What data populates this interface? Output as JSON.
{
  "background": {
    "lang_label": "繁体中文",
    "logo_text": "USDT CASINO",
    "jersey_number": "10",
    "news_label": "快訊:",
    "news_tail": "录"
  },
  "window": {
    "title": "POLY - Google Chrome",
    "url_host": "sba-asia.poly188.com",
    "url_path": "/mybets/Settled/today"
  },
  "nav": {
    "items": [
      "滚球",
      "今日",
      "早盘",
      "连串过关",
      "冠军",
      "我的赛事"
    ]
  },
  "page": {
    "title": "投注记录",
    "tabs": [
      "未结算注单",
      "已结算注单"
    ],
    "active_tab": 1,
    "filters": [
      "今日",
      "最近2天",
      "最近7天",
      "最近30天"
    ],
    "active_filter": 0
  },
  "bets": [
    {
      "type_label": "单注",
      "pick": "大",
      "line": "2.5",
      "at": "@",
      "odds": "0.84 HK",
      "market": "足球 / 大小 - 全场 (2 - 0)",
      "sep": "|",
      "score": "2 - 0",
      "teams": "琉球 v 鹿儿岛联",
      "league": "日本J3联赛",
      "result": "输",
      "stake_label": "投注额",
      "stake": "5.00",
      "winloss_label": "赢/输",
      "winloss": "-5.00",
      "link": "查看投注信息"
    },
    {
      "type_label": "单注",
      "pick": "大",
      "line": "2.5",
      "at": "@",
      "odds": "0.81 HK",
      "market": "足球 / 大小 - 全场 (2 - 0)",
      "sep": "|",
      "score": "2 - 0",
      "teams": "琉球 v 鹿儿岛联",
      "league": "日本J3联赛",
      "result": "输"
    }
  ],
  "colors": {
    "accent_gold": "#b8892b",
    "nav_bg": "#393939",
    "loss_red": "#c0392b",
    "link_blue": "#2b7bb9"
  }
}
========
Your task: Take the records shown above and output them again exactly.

Response area:
What data populates this interface? Output as JSON.
{
  "background": {
    "lang_label": "繁体中文",
    "logo_text": "USDT CASINO",
    "jersey_number": "10",
    "news_label": "快訊:",
    "news_tail": "录"
  },
  "window": {
    "title": "POLY - Google Chrome",
    "url_host": "sba-asia.poly188.com",
    "url_path": "/mybets/Settled/today"
  },
  "nav": {
    "items": [
      "滚球",
      "今日",
      "早盘",
      "连串过关",
      "冠军",
      "我的赛事"
    ]
  },
  "page": {
    "title": "投注记录",
    "tabs": [
      "未结算注单",
      "已结算注单"
    ],
    "active_tab": 1,
    "filters": [
      "今日",
      "最近2天",
      "最近7天",
      "最近30天"
    ],
    "active_filter": 0
  },
  "bets": [
    {
      "type_label": "单注",
      "pick": "大",
      "line": "2.5",
      "at": "@",
      "odds": "0.84 HK",
      "market": "足球 / 大小 - 全场 (2 - 0)",
      "sep": "|",
      "score": "2 - 0",
      "teams": "琉球 v 鹿儿岛联",
      "league": "日本J3联赛",
      "result": "输",
      "stake_label": "投注额",
      "stake": "5.00",
      "winloss_label": "赢/输",
      "winloss": "-5.00",
      "link": "查看投注信息"
    },
    {
      "type_label": "单注",
      "pick": "大",
      "line": "2.5",
      "at": "@",
      "odds": "0.81 HK",
      "market": "足球 / 大小 - 全场 (2 - 0)",
      "sep": "|",
      "score": "2 - 0",
      "teams": "琉球 v 鹿儿岛联",
      "league": "日本J3联赛",
      "result": "输"
    }
  ],
  "colors": {
    "accent_gold": "#b8892b",
    "nav_bg": "#393939",
    "loss_red": "#c0392b",
    "link_blue": "#2b7bb9"
  }
}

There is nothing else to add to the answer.